6. Track your progress
No one cancelled positive reinforcement, in yoga, it works just as well. But before praising your progress it is more important to choose the right measure of it. It is appealing to note the changes only in your physical body, but try to go beyond this level of transformation.
Check if you are sleeping better, are you more productive at work, more mindful about your daily routines or expressive with your loved ones. No wonder T.K.V. Desikacharused to say “The success of yoga does not lie in the ability to perform postures but in how it positively changes the way we live our lives and our relationships.”
7. Find your “fast” yoga

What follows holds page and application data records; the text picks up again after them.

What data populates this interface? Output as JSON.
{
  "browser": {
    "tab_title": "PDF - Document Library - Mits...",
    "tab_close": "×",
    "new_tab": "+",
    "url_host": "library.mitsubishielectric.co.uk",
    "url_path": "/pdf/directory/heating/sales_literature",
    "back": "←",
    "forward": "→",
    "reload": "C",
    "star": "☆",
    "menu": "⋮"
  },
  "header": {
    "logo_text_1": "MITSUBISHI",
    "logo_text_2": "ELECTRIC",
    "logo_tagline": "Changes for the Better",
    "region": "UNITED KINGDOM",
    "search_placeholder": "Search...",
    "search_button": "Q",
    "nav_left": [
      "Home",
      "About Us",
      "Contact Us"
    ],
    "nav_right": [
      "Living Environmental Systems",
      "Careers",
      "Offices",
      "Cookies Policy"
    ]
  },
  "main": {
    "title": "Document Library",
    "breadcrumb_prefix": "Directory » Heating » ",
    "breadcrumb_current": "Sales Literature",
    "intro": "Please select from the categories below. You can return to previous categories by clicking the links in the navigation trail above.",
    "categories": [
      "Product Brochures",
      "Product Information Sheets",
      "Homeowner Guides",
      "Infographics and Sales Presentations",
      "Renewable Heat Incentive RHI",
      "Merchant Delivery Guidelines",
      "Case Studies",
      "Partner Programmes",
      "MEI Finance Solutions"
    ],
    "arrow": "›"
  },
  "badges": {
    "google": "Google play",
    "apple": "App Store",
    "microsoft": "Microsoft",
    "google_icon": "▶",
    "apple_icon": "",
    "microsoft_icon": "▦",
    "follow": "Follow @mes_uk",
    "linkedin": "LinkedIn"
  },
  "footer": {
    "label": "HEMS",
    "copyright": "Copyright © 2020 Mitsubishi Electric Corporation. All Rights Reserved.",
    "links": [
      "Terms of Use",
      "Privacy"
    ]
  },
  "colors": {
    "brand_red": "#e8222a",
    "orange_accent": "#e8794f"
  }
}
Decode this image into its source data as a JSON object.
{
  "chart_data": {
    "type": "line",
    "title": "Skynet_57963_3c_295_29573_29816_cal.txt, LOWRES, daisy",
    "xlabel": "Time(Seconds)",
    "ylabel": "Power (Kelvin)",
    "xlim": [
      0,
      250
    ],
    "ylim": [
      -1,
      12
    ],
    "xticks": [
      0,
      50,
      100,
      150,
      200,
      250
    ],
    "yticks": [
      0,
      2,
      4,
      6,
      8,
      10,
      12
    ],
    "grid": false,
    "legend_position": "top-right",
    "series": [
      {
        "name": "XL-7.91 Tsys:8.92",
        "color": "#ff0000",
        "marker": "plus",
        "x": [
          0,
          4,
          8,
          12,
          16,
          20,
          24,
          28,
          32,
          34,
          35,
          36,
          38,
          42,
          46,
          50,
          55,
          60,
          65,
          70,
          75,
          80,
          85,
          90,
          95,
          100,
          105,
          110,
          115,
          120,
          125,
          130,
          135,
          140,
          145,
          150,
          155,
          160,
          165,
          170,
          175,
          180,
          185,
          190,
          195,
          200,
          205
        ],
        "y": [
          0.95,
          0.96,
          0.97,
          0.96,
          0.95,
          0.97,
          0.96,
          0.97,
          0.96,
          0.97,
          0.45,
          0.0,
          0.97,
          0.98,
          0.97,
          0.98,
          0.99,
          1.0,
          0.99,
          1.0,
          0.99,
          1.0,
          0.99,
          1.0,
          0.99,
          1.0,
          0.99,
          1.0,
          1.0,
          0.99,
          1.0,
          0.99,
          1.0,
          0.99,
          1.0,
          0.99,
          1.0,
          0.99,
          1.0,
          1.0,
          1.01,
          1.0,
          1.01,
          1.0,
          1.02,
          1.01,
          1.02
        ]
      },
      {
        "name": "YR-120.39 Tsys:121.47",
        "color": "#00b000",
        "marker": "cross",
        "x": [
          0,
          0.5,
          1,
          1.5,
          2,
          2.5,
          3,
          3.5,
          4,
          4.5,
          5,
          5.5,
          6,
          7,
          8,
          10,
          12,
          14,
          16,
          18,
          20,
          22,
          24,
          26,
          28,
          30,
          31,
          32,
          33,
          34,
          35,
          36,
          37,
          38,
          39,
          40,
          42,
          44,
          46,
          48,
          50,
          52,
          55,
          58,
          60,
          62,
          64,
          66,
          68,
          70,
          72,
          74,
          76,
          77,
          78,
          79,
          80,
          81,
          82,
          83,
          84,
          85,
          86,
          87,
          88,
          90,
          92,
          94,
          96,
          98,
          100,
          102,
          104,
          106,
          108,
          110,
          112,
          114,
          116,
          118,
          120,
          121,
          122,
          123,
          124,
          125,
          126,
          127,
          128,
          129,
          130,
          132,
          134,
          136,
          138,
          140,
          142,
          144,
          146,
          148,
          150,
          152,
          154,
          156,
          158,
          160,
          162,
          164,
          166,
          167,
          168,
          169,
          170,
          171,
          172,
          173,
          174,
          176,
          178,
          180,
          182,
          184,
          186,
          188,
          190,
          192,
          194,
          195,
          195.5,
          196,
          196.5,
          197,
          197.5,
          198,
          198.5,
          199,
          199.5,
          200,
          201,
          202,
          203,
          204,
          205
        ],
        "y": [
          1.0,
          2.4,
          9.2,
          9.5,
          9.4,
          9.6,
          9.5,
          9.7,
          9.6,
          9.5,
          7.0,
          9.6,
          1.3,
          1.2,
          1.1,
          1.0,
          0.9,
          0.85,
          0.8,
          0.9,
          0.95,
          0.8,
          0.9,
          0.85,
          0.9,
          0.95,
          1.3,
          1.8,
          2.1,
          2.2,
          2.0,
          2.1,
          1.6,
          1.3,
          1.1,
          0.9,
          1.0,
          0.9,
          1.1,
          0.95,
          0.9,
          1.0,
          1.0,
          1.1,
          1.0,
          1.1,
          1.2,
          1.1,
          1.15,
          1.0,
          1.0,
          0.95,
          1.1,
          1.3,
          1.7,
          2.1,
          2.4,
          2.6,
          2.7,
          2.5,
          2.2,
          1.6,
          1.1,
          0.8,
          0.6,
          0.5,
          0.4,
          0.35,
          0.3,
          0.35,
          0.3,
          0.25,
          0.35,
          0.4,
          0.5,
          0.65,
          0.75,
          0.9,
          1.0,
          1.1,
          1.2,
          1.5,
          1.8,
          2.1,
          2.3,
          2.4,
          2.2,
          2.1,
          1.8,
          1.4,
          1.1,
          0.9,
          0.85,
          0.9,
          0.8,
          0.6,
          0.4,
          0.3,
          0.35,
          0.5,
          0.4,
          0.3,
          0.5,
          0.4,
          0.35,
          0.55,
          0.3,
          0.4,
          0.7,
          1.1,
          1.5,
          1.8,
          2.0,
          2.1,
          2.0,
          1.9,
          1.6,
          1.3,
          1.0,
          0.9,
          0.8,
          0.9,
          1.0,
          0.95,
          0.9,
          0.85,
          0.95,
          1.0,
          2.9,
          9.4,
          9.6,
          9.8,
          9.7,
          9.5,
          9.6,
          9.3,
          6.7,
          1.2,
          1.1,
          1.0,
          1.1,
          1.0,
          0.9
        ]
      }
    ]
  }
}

In other words, what is your go-to class that would feel good in the body most of the days when you are not in the mood to experiment and just need to do your yoga? Find a session like that in your local studio or online. At UDAYA, for example, you can utilize the “favourites” feature to make sure all of your go-to classes are saved in one place.
8. Educate yourself
This last one is more of a bonus but can actually work wonders. For some, practice becomes more fun when they know the stories and meanings of the asanas, the way the body works in each pose or the way an asana influences our inner organs and energy field. Don’t hesitate to ask your teacher questions or make use of the many online yoga resources. You can start with our blog and the lecture series, like the “Real Yoga Talk” with Daniel Scott or some of the 5-minute pose break-downs.
Overwhelmed by the variety of styles and different classes that are available? Stay tuned for our top UDAYA flows for beginners. The experienced yogis out there: how did you create a yoga habit, what helped your practice to stick around for good? Share with us in the comments below.
AND help one of your loved ones make yoga into a habit by gifting UDAYA 14-day free trial.